─── ENTRIES PROVIDED
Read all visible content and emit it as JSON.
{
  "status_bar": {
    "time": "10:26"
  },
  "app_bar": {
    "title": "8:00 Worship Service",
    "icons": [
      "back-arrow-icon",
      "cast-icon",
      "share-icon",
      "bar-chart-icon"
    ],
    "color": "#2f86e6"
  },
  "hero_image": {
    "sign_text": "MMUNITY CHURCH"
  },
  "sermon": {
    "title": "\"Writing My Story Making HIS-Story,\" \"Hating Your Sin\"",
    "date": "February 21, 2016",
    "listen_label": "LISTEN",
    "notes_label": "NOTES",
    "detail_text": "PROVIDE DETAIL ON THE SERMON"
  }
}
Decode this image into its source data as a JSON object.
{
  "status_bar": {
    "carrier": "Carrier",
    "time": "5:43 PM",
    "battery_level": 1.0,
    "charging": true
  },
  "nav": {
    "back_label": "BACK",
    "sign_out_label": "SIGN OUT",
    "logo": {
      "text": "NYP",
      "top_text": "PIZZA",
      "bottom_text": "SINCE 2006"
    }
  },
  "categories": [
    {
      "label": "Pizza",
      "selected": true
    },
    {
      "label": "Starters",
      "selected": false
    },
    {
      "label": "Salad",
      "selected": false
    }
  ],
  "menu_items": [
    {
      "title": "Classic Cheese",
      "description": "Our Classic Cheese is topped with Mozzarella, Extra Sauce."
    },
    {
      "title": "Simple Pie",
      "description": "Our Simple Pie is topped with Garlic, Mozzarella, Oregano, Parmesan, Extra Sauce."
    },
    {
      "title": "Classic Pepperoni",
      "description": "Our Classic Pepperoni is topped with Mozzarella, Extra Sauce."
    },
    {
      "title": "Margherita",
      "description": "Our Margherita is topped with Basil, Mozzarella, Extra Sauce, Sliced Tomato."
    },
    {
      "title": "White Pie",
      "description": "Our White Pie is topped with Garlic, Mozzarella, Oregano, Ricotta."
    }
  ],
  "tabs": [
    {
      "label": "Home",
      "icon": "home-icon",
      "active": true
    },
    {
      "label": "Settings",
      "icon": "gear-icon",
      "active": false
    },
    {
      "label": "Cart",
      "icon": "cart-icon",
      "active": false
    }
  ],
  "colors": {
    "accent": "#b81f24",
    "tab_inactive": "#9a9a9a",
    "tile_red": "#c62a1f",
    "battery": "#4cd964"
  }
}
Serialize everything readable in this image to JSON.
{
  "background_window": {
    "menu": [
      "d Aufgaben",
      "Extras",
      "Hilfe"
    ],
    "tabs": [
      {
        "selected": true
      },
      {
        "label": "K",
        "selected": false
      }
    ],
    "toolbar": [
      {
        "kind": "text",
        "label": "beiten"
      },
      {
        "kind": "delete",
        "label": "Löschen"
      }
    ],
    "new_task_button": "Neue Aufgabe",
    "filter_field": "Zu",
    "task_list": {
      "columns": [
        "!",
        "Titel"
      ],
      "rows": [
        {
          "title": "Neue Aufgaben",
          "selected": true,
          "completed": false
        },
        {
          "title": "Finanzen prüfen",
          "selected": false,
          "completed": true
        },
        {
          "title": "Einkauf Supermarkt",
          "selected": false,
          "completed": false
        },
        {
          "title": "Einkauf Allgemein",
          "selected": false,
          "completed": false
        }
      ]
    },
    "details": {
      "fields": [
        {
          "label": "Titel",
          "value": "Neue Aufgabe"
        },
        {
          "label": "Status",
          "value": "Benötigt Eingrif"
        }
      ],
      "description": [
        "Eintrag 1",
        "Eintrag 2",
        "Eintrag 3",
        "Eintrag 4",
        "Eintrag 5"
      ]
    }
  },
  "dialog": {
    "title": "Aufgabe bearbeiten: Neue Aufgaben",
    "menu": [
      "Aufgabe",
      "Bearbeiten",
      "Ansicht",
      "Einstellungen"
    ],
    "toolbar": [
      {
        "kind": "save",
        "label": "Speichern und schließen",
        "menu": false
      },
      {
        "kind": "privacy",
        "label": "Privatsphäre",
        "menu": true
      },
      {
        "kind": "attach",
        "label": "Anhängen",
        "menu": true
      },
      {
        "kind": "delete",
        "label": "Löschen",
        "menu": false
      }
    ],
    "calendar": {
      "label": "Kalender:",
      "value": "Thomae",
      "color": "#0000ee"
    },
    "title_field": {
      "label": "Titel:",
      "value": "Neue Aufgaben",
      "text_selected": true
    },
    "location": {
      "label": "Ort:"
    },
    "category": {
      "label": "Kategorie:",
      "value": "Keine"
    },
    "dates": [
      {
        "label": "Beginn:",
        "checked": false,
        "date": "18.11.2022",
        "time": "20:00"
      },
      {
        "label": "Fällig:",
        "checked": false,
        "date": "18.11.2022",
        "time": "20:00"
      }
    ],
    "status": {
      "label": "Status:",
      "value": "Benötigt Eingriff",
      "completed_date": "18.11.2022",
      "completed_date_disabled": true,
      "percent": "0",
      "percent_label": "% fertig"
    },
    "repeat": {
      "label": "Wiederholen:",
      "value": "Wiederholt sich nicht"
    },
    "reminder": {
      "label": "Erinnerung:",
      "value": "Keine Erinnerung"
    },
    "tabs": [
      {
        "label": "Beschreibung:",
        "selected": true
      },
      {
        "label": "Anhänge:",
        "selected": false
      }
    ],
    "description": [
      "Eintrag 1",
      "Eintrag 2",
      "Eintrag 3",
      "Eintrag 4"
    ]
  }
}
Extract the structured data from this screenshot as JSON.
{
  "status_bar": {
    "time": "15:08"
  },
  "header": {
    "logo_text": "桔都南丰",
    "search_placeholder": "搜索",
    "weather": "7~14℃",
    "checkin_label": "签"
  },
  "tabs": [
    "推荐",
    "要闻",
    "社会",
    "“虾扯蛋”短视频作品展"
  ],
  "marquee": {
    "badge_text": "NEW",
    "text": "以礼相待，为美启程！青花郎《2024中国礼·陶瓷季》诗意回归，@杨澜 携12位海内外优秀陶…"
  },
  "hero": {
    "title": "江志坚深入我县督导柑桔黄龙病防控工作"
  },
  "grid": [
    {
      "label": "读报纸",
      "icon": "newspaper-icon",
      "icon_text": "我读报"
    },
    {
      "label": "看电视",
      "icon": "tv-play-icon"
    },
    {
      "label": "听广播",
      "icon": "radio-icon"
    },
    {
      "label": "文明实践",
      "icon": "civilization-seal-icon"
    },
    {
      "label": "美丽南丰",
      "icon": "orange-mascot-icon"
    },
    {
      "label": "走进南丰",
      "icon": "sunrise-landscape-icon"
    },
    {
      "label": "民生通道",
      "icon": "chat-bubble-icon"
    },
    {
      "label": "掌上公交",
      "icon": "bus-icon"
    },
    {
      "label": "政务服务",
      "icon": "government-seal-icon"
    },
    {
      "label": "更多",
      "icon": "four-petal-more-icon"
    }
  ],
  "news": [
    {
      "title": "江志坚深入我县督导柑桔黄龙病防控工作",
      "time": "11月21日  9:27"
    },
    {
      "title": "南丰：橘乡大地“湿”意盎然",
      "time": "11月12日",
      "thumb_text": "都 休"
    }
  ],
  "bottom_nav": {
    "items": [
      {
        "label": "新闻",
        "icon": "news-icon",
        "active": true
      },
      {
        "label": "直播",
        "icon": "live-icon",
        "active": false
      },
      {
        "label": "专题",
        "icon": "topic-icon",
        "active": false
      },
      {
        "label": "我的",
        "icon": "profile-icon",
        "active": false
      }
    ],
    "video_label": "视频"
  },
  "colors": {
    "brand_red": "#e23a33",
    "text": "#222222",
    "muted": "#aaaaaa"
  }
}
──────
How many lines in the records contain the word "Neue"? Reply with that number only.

5